Briexit may not necessarily be as bad as many people think!

Comments on Editors, East Asia Forum "Can Asia shield the world against Europe’s Brexit woes?" 28/06/2016

While there is no question that the Brexit has and will continue to be a source of uncertainty, particularly for financial market, the scenarios presented in this post may appear to be too and overly pessimistic.

While the EU integration in general has been a good thing, the economic woos in some Euro zone economies in the wake of the GFC undoubtedly suggest there is a need for an exit mechanism for a member of an integrated regional organisation, such as the Euro zone or, for that matter EU. Such a mechanism, with good wills and intentions of all involved, would allow the exit of a member with either some difficulties or political determinations.

Such a mechanism should be friendly, as opposed to punitive.

Greece, with its painful economic, political and social problems, would have benefited if a helpful exit mechanism allowed it to use a national currency as an adjustment tool, as opposed to cuts to nominal wages, social securities and pensions.

Married couples may divorce and most countries have laws allow that to happen.

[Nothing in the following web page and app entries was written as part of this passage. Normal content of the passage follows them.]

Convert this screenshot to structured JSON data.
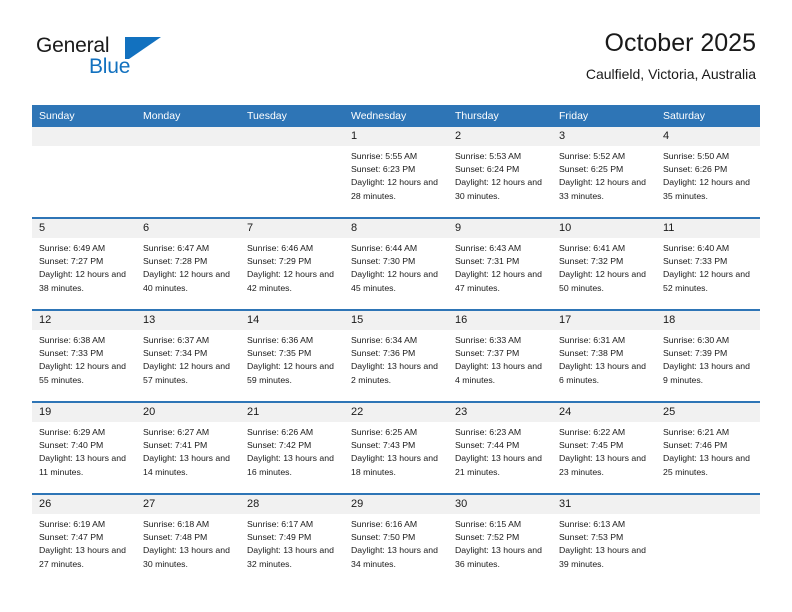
{
  "brand": {
    "name_part1": "General",
    "name_part2": "Blue",
    "logo_icon": "triangle-flag-icon",
    "color_primary": "#1271bf"
  },
  "header": {
    "title": "October 2025",
    "subtitle": "Caulfield, Victoria, Australia"
  },
  "theme": {
    "header_bg": "#2e75b6",
    "daynum_bg": "#f1f1f1",
    "text": "#1a1a1a",
    "page_bg": "#ffffff"
  },
  "weekday_headers": [
    "Sunday",
    "Monday",
    "Tuesday",
    "Wednesday",
    "Thursday",
    "Friday",
    "Saturday"
  ],
  "weeks": [
    [
      {
        "day": "",
        "sunrise": "",
        "sunset": "",
        "daylight": "",
        "blank": true
      },
      {
        "day": "",
        "sunrise": "",
        "sunset": "",
        "daylight": "",
        "blank": true
      },
      {
        "day": "",
        "sunrise": "",
        "sunset": "",
        "daylight": "",
        "blank": true
      },
      {
        "day": "1",
        "sunrise": "Sunrise: 5:55 AM",
        "sunset": "Sunset: 6:23 PM",
        "daylight": "Daylight: 12 hours and 28 minutes."
      },
      {
        "day": "2",
        "sunrise": "Sunrise: 5:53 AM",
        "sunset": "Sunset: 6:24 PM",
        "daylight": "Daylight: 12 hours and 30 minutes."
      },
      {
        "day": "3",
        "sunrise": "Sunrise: 5:52 AM",
        "sunset": "Sunset: 6:25 PM",
        "daylight": "Daylight: 12 hours and 33 minutes."
      },
      {
        "day": "4",
        "sunrise": "Sunrise: 5:50 AM",
        "sunset": "Sunset: 6:26 PM",
        "daylight": "Daylight: 12 hours and 35 minutes."
      }
    ],
    [
      {
        "day": "5",
        "sunrise": "Sunrise: 6:49 AM",
        "sunset": "Sunset: 7:27 PM",
        "daylight": "Daylight: 12 hours and 38 minutes."
      },
      {
        "day": "6",
        "sunrise": "Sunrise: 6:47 AM",
        "sunset": "Sunset: 7:28 PM",
        "daylight": "Daylight: 12 hours and 40 minutes."
      },
      {
        "day": "7",
        "sunrise": "Sunrise: 6:46 AM",
        "sunset": "Sunset: 7:29 PM",
        "daylight": "Daylight: 12 hours and 42 minutes."
      },
      {
        "day": "8",
        "sunrise": "Sunrise: 6:44 AM",
        "sunset": "Sunset: 7:30 PM",
        "daylight": "Daylight: 12 hours and 45 minutes."
      },
      {
        "day": "9",
        "sunrise": "Sunrise: 6:43 AM",
        "sunset": "Sunset: 7:31 PM",
        "daylight": "Daylight: 12 hours and 47 minutes."
      },
      {
        "day": "10",
        "sunrise": "Sunrise: 6:41 AM",
        "sunset": "Sunset: 7:32 PM",
        "daylight": "Daylight: 12 hours and 50 minutes."
      },
      {
        "day": "11",
        "sunrise": "Sunrise: 6:40 AM",
        "sunset": "Sunset: 7:33 PM",
        "daylight": "Daylight: 12 hours and 52 minutes."
      }
    ],
    [
      {
        "day": "12",
        "sunrise": "Sunrise: 6:38 AM",
        "sunset": "Sunset: 7:33 PM",
        "daylight": "Daylight: 12 hours and 55 minutes."
      },
      {
        "day": "13",
        "sunrise": "Sunrise: 6:37 AM",
        "sunset": "Sunset: 7:34 PM",
        "daylight": "Daylight: 12 hours and 57 minutes."
      },
      {
        "day": "14",
        "sunrise": "Sunrise: 6:36 AM",
        "sunset": "Sunset: 7:35 PM",
        "daylight": "Daylight: 12 hours and 59 minutes."
      },
      {
        "day": "15",
        "sunrise": "Sunrise: 6:34 AM",
        "sunset": "Sunset: 7:36 PM",
        "daylight": "Daylight: 13 hours and 2 minutes."
      },
      {
        "day": "16",
        "sunrise": "Sunrise: 6:33 AM",
        "sunset": "Sunset: 7:37 PM",
        "daylight": "Daylight: 13 hours and 4 minutes."
      },
      {
        "day": "17",
        "sunrise": "Sunrise: 6:31 AM",
        "sunset": "Sunset: 7:38 PM",
        "daylight": "Daylight: 13 hours and 6 minutes."
      },
      {
        "day": "18",
        "sunrise": "Sunrise: 6:30 AM",
        "sunset": "Sunset: 7:39 PM",
        "daylight": "Daylight: 13 hours and 9 minutes."
      }
    ],
    [
      {
        "day": "19",
        "sunrise": "Sunrise: 6:29 AM",
        "sunset": "Sunset: 7:40 PM",
        "daylight": "Daylight: 13 hours and 11 minutes."
      },
      {
        "day": "20",
        "sunrise": "Sunrise: 6:27 AM",
        "sunset": "Sunset: 7:41 PM",
        "daylight": "Daylight: 13 hours and 14 minutes."
      },
      {
        "day": "21",
        "sunrise": "Sunrise: 6:26 AM",
        "sunset": "Sunset: 7:42 PM",
        "daylight": "Daylight: 13 hours and 16 minutes."
      },
      {
        "day": "22",
        "sunrise": "Sunrise: 6:25 AM",
        "sunset": "Sunset: 7:43 PM",
        "daylight": "Daylight: 13 hours and 18 minutes."
      },
      {
        "day": "23",
        "sunrise": "Sunrise: 6:23 AM",
        "sunset": "Sunset: 7:44 PM",
        "daylight": "Daylight: 13 hours and 21 minutes."
      },
      {
        "day": "24",
        "sunrise": "Sunrise: 6:22 AM",
        "sunset": "Sunset: 7:45 PM",
        "daylight": "Daylight: 13 hours and 23 minutes."
      },
      {
        "day": "25",
        "sunrise": "Sunrise: 6:21 AM",
        "sunset": "Sunset: 7:46 PM",
        "daylight": "Daylight: 13 hours and 25 minutes."
      }
    ],
    [
      {
        "day": "26",
        "sunrise": "Sunrise: 6:19 AM",
        "sunset": "Sunset: 7:47 PM",
        "daylight": "Daylight: 13 hours and 27 minutes."
      },
      {
        "day": "27",
        "sunrise": "Sunrise: 6:18 AM",
        "sunset": "Sunset: 7:48 PM",
        "daylight": "Daylight: 13 hours and 30 minutes."
      },
      {
        "day": "28",
        "sunrise": "Sunrise: 6:17 AM",
        "sunset": "Sunset: 7:49 PM",
        "daylight": "Daylight: 13 hours and 32 minutes."
      },
      {
        "day": "29",
        "sunrise": "Sunrise: 6:16 AM",
        "sunset": "Sunset: 7:50 PM",
        "daylight": "Daylight: 13 hours and 34 minutes."
      },
      {
        "day": "30",
        "sunrise": "Sunrise: 6:15 AM",
        "sunset": "Sunset: 7:52 PM",
        "daylight": "Daylight: 13 hours and 36 minutes."
      },
      {
        "day": "31",
        "sunrise": "Sunrise: 6:13 AM",
        "sunset": "Sunset: 7:53 PM",
        "daylight": "Daylight: 13 hours and 39 minutes."
      },
      {
        "day": "",
        "sunrise": "",
        "sunset": "",
        "daylight": "",
        "blank": true
      }
    ]
  ]
}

Then why not allow a member of an integrated organisation to exit?

We should not just think in only one direction, that is, to integrate with no exist possibility and mechanism. That way of think is problematic itself. And that is one of the key sources of uncertainty in the wake of the Brexit vote outcome.

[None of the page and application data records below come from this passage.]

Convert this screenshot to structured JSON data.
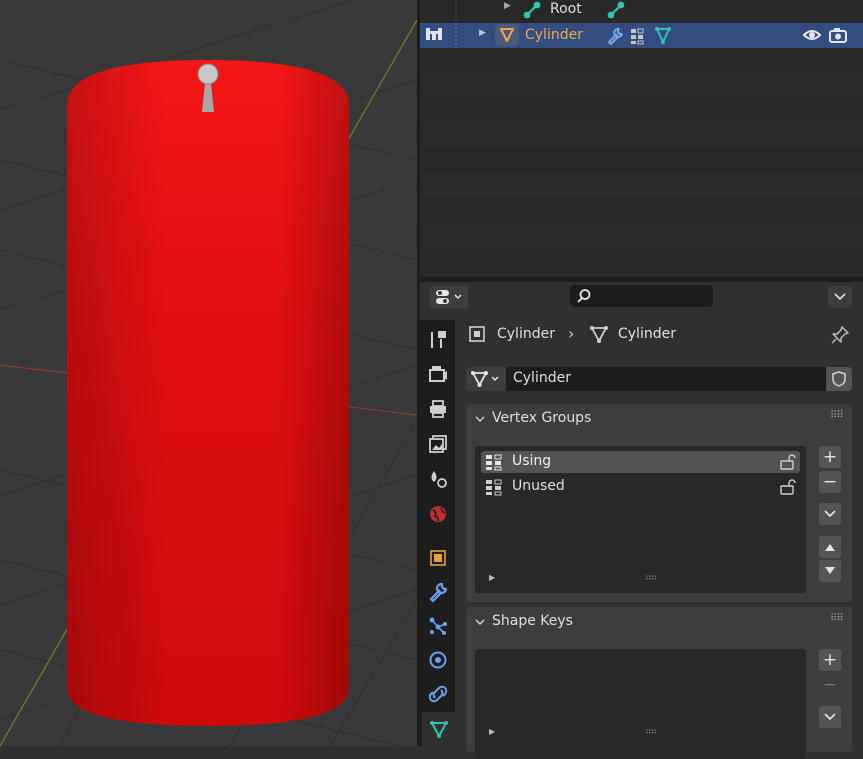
{
  "outliner": {
    "rows": [
      {
        "name": "Root"
      },
      {
        "name": "Cylinder"
      }
    ]
  },
  "breadcrumb": {
    "object": "Cylinder",
    "data": "Cylinder"
  },
  "datablock": {
    "name": "Cylinder"
  },
  "search": {
    "placeholder": ""
  },
  "vertex_groups": {
    "title": "Vertex Groups",
    "items": [
      {
        "label": "Using",
        "selected": true
      },
      {
        "label": "Unused",
        "selected": false
      }
    ]
  },
  "shape_keys": {
    "title": "Shape Keys"
  },
  "colors": {
    "selected_row": "#334d80",
    "object_orange": "#f0a848",
    "mesh_teal": "#2ec4b0",
    "cylinder_red": "#ee1212"
  }
}
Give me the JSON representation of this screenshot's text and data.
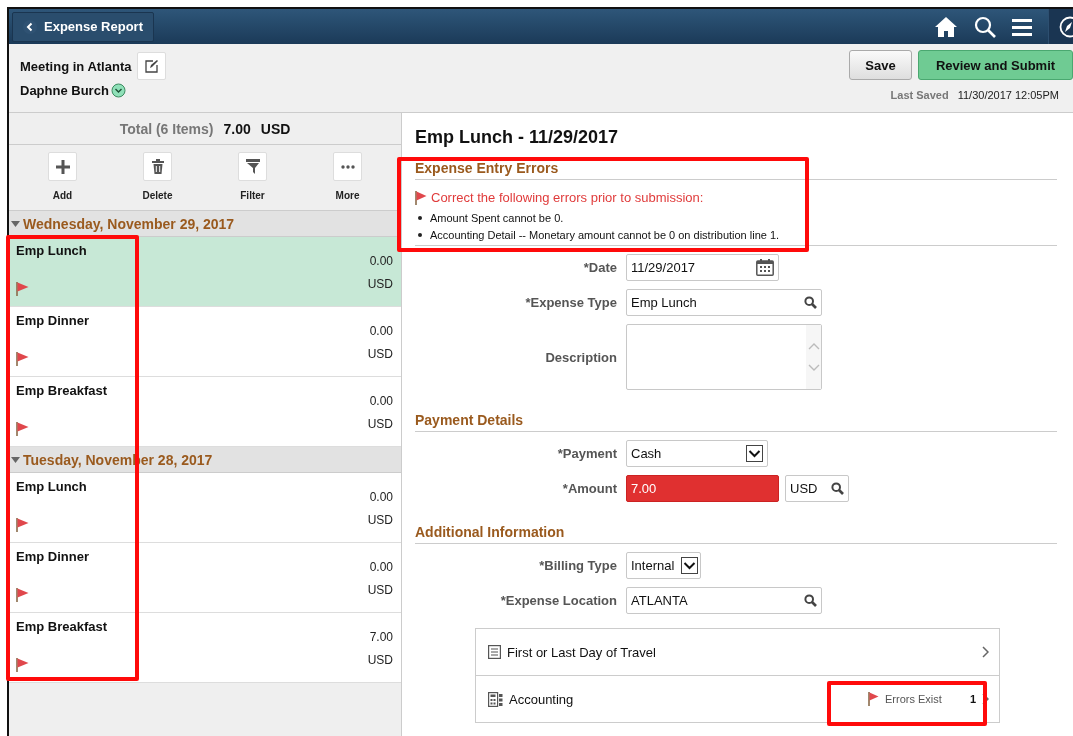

It is unhelpful and unproductive to blame or complain the Brexit.

I believe that Britain and the EU will negotiate creatively with mutual benefits for a successful Britain exit. They should and will create a workable framework to facilitate the Britain exit.

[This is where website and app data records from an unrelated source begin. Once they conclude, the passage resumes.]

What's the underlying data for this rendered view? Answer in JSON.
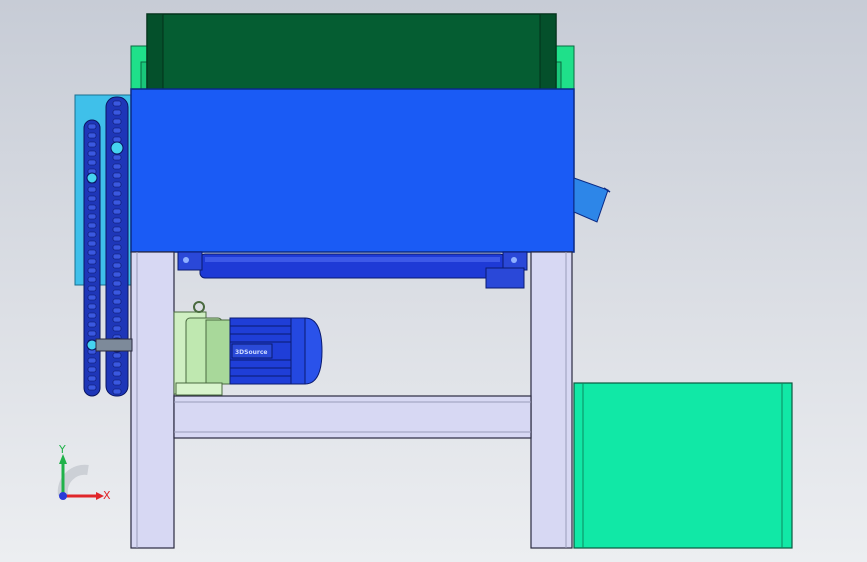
{
  "viewport": {
    "background": "#d5d9e0"
  },
  "model": {
    "hopper_color": "#055d32",
    "hopper_frame_color": "#1fe08a",
    "housing_color": "#1a5bf5",
    "frame_leg_color": "#d7d8f3",
    "chain_color": "#1e36b8",
    "chain_guard_color": "#3fc0ea",
    "roller_color": "#1e3ad6",
    "motor_color": "#1f3ed8",
    "gearbox_color": "#cfefc2",
    "bin_color": "#11e8a6",
    "motor_label": "3DSource"
  },
  "triad": {
    "x_label": "X",
    "y_label": "Y",
    "x_color": "#e0262a",
    "y_color": "#20b24a"
  }
}
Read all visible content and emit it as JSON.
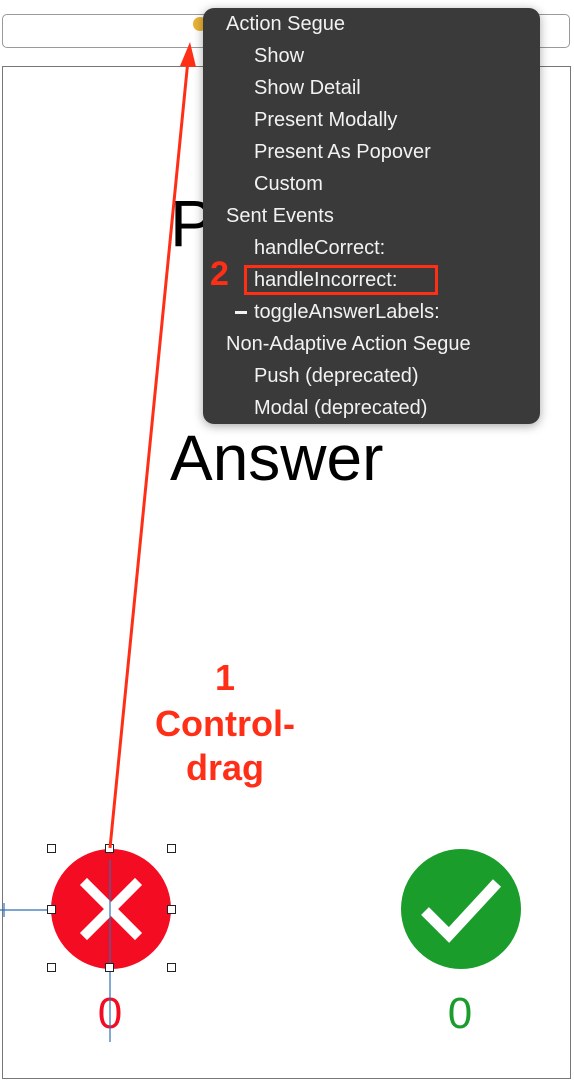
{
  "canvas": {
    "prompt_label": "Prompt",
    "answer_label": "Answer",
    "incorrect_count": "0",
    "correct_count": "0",
    "incorrect_button_icon": "x-icon",
    "correct_button_icon": "checkmark-icon"
  },
  "menu": {
    "sections": [
      {
        "title": "Action Segue",
        "items": [
          "Show",
          "Show Detail",
          "Present Modally",
          "Present As Popover",
          "Custom"
        ]
      },
      {
        "title": "Sent Events",
        "items": [
          "handleCorrect:",
          "handleIncorrect:",
          "toggleAnswerLabels:"
        ]
      },
      {
        "title": "Non-Adaptive Action Segue",
        "items": [
          "Push (deprecated)",
          "Modal (deprecated)"
        ]
      }
    ]
  },
  "annotations": {
    "step1_number": "1",
    "step1_line1": "Control-",
    "step1_line2": "drag",
    "step2_number": "2"
  },
  "colors": {
    "incorrect": "#f30c22",
    "correct": "#1a9d2b",
    "annotation": "#ff2e17",
    "menu_bg": "#3a3a3a",
    "connector": "#e8b235"
  }
}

Changes in the terms of trade should be reflected in GDP measure

Comments on Peter Martin "Election 2016: GDP growth nowhere near as good as it seems, but it'll do for the prime minister", 1/06/2016

It seems there is a need to incorporate the very different effects on the living standard of changes in the terms of trade in the GDP measure. This is because that changes in the terms of trade is quite qualitatively different from changes in domestic relative prices irrespective they are inflationary or deflationary.

While changes in prices generally have the effects of transfering wealth from one group to another, the effects have quite different impacts if they occur through changes in the terms of trade.

Changes in prices purely domestically, the transfer of wealth is within a country and therefore they total wealth of the nation has not changed.

When changes in the terms of trade, the transfer, however, is between two different nations. As a result, the nation's wealth will increase if the terms of trade increases and it will decrease with the deterioration in the nation's terms of of trade.

To conclude, there should be some measure to distinguish these two kind of changes in relative prices to capture the changes in the terms of trade on a nation's living standard for any given real GSP growth as currently measured.

Australian dollar, industry policy and economic transition

Comments on Shiro Armstrong "Asian integration a key part of Australia’s economic transition", 29/05/2016

The author argues that “As the dollar strengthened and productive resources shifted to the mining sector, manufacturing became less competitive and many industries suffered or shut down.”

That can only be partly true, as the falling Australian dollar in recent two years will not in any way to stop the closure of the only remaining car manufacturing plants in Australia.
As a result, there are more important factors than the fluctuating Aussie dollar in determining manufacturing in Australia.
The issues with the future submarines to be manufactured by the France, possibly with some part of that making process in Australia, may not necessarily represent a good policy, if Australia can not maintain a car manufacturing plant while attempts to be part of manufacturing and maintaining submarines. It may be actually a loss if Australia does not have that comparative advantages in doing the submarines, if the standard trade theories are to be believed!
It could be an example of poor industry policy at the taxpayers expense.

Australia do need to find its comparative advantages!